● **Dataset excerpts**
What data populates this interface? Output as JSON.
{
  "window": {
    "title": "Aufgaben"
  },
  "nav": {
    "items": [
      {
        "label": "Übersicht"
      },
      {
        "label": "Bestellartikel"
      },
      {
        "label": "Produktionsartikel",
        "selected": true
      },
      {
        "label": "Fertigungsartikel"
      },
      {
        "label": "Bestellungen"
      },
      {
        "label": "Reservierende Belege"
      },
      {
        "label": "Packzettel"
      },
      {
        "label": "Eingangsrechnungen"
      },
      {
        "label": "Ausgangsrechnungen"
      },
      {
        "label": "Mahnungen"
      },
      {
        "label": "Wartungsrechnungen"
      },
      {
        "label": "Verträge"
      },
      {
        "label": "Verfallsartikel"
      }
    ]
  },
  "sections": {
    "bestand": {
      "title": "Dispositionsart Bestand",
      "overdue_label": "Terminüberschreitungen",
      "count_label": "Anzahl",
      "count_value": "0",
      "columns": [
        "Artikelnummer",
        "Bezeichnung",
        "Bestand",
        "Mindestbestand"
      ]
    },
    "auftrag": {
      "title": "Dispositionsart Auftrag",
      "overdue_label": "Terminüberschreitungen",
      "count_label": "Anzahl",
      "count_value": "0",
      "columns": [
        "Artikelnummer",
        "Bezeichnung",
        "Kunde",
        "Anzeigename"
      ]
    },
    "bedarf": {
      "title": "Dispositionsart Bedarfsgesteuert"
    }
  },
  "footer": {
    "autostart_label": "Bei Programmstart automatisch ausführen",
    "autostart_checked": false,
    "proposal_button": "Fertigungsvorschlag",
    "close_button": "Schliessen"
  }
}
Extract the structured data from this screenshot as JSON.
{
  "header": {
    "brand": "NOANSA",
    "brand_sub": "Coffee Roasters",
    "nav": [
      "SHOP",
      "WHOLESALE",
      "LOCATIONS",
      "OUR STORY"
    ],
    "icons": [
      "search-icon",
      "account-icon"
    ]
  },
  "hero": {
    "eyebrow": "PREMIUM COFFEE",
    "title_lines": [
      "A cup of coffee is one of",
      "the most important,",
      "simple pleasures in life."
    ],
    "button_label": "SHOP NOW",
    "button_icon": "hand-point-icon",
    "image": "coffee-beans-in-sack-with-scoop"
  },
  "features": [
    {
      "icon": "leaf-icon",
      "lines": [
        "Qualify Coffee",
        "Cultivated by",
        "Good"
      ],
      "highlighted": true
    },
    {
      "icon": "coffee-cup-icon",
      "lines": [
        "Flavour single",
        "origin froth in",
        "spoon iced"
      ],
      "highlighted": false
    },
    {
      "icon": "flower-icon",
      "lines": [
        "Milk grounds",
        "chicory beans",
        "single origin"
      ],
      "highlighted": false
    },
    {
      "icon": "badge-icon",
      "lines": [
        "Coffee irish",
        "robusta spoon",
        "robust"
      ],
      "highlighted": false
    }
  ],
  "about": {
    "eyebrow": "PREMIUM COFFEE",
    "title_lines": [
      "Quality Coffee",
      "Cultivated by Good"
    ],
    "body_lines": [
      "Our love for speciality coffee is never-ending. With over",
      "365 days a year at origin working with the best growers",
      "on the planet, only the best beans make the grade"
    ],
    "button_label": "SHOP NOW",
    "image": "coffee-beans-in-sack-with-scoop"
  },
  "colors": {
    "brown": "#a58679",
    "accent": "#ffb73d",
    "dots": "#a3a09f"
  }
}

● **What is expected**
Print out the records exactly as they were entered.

● **Solution below**
What data populates this interface? Output as JSON.
{
  "window": {
    "title": "Aufgaben"
  },
  "nav": {
    "items": [
      {
        "label": "Übersicht"
      },
      {
        "label": "Bestellartikel"
      },
      {
        "label": "Produktionsartikel",
        "selected": true
      },
      {
        "label": "Fertigungsartikel"
      },
      {
        "label": "Bestellungen"
      },
      {
        "label": "Reservierende Belege"
      },
      {
        "label": "Packzettel"
      },
      {
        "label": "Eingangsrechnungen"
      },
      {
        "label": "Ausgangsrechnungen"
      },
      {
        "label": "Mahnungen"
      },
      {
        "label": "Wartungsrechnungen"
      },
      {
        "label": "Verträge"
      },
      {
        "label": "Verfallsartikel"
      }
    ]
  },
  "sections": {
    "bestand": {
      "title": "Dispositionsart Bestand",
      "overdue_label": "Terminüberschreitungen",
      "count_label": "Anzahl",
      "count_value": "0",
      "columns": [
        "Artikelnummer",
        "Bezeichnung",
        "Bestand",
        "Mindestbestand"
      ]
    },
    "auftrag": {
      "title": "Dispositionsart Auftrag",
      "overdue_label": "Terminüberschreitungen",
      "count_label": "Anzahl",
      "count_value": "0",
      "columns": [
        "Artikelnummer",
        "Bezeichnung",
        "Kunde",
        "Anzeigename"
      ]
    },
    "bedarf": {
      "title": "Dispositionsart Bedarfsgesteuert"
    }
  },
  "footer": {
    "autostart_label": "Bei Programmstart automatisch ausführen",
    "autostart_checked": false,
    "proposal_button": "Fertigungsvorschlag",
    "close_button": "Schliessen"
  }
}
Extract the structured data from this screenshot as JSON.
{
  "header": {
    "brand": "NOANSA",
    "brand_sub": "Coffee Roasters",
    "nav": [
      "SHOP",
      "WHOLESALE",
      "LOCATIONS",
      "OUR STORY"
    ],
    "icons": [
      "search-icon",
      "account-icon"
    ]
  },
  "hero": {
    "eyebrow": "PREMIUM COFFEE",
    "title_lines": [
      "A cup of coffee is one of",
      "the most important,",
      "simple pleasures in life."
    ],
    "button_label": "SHOP NOW",
    "button_icon": "hand-point-icon",
    "image": "coffee-beans-in-sack-with-scoop"
  },
  "features": [
    {
      "icon": "leaf-icon",
      "lines": [
        "Qualify Coffee",
        "Cultivated by",
        "Good"
      ],
      "highlighted": true
    },
    {
      "icon": "coffee-cup-icon",
      "lines": [
        "Flavour single",
        "origin froth in",
        "spoon iced"
      ],
      "highlighted": false
    },
    {
      "icon": "flower-icon",
      "lines": [
        "Milk grounds",
        "chicory beans",
        "single origin"
      ],
      "highlighted": false
    },
    {
      "icon": "badge-icon",
      "lines": [
        "Coffee irish",
        "robusta spoon",
        "robust"
      ],
      "highlighted": false
    }
  ],
  "about": {
    "eyebrow": "PREMIUM COFFEE",
    "title_lines": [
      "Quality Coffee",
      "Cultivated by Good"
    ],
    "body_lines": [
      "Our love for speciality coffee is never-ending. With over",
      "365 days a year at origin working with the best growers",
      "on the planet, only the best beans make the grade"
    ],
    "button_label": "SHOP NOW",
    "image": "coffee-beans-in-sack-with-scoop"
  },
  "colors": {
    "brown": "#a58679",
    "accent": "#ffb73d",
    "dots": "#a3a09f"
  }
}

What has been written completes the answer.